This is still work in progress, but colour is a great way to bring things together. The sitting room is a lovely quiet room to chill and read a book when the kids are watching the telly in the other room.
It contains an eclectic mix of things – sofas bought in the 80’s a 9o’s, a lovely red carpet and a collection of gouache paintings from Adam’s Step-Mother-in-Law, whomused to have an antique shop in Rome.
Fi has already introduced greens and reds in the cushions, lampshades and accessories but would like to take it a step further, perhaps grouping the paintings to make a focal feature and using stronger colours to create more atmosphere and a more cohesive look.

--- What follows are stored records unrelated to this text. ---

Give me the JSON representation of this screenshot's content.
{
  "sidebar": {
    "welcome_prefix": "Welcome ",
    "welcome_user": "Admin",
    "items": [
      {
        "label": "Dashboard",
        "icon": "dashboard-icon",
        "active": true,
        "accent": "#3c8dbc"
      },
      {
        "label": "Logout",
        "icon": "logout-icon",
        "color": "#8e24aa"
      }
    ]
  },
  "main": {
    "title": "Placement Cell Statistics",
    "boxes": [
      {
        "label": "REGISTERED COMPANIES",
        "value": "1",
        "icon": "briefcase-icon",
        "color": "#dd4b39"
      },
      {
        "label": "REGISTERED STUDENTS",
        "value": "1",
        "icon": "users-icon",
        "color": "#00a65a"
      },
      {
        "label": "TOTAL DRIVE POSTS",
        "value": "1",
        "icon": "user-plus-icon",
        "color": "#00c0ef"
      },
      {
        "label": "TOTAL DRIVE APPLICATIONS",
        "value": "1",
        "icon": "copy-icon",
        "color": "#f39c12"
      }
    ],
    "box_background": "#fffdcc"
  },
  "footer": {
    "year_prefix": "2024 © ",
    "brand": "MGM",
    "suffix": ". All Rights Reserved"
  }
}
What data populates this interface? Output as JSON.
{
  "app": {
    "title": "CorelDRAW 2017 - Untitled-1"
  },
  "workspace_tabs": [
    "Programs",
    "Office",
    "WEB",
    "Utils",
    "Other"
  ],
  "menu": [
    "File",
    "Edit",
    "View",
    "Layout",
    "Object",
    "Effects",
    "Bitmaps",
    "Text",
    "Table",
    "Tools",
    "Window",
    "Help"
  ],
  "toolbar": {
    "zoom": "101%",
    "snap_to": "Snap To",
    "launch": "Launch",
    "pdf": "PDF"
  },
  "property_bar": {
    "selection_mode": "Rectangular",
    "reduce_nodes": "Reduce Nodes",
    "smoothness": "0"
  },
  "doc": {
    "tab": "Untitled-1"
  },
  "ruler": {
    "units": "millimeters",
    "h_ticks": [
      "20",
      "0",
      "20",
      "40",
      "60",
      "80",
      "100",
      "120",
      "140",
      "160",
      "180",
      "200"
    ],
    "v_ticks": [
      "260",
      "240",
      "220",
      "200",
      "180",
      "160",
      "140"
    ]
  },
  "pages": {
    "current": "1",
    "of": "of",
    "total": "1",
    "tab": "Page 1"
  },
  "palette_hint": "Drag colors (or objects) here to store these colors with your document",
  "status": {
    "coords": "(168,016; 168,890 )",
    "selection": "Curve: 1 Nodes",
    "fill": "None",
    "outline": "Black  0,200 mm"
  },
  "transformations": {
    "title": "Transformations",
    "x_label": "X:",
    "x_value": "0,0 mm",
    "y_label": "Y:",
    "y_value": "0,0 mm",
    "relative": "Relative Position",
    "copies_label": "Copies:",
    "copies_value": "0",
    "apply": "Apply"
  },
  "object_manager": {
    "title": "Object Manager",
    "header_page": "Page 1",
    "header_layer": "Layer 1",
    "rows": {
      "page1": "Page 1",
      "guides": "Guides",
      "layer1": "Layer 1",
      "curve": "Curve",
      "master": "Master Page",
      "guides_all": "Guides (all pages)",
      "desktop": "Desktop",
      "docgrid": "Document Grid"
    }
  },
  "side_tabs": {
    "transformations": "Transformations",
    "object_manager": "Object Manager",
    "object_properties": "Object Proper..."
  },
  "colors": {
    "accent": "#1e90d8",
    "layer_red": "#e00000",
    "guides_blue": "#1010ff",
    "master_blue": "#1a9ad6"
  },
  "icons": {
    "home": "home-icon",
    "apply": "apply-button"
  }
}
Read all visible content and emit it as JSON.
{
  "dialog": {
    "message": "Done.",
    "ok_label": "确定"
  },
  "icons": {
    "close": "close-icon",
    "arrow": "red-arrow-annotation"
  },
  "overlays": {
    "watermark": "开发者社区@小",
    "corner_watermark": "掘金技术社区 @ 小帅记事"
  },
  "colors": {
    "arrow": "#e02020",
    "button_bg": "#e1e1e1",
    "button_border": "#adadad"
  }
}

7. Buy inexpensive home accessories to change with the season
Fi has an inexpensive collection of lampshades that she has bought – these red ones came from Homebase – and she changes them to suit the season – deeper shades of red or plum in the winter months and soft greens and creams in the summer.
8. Enjoy some social making
When the kids were little Fi got together with some neighbours for a “stitch & bitch” club. They all made things and Fi knitted this amazing blanket without any fancy knitting technique – just the basic stitch – and backed it with soft & fluffy fabric.
It wasn’t a quick process. She started in 2005 and finished it in 2008, but her daughter loves it and is already planning to take it to university.
“Granny” has more skills and practice and so was enlisted to make this slightly more sophisticated version for the younger daughter – also well loved.
Fi’s approach has been to dedicate time and energy to keep costs to a minimum. She finds it very satisfying to build her skills, and create an individual result that suits her and all the family, and they appreciate what she has created.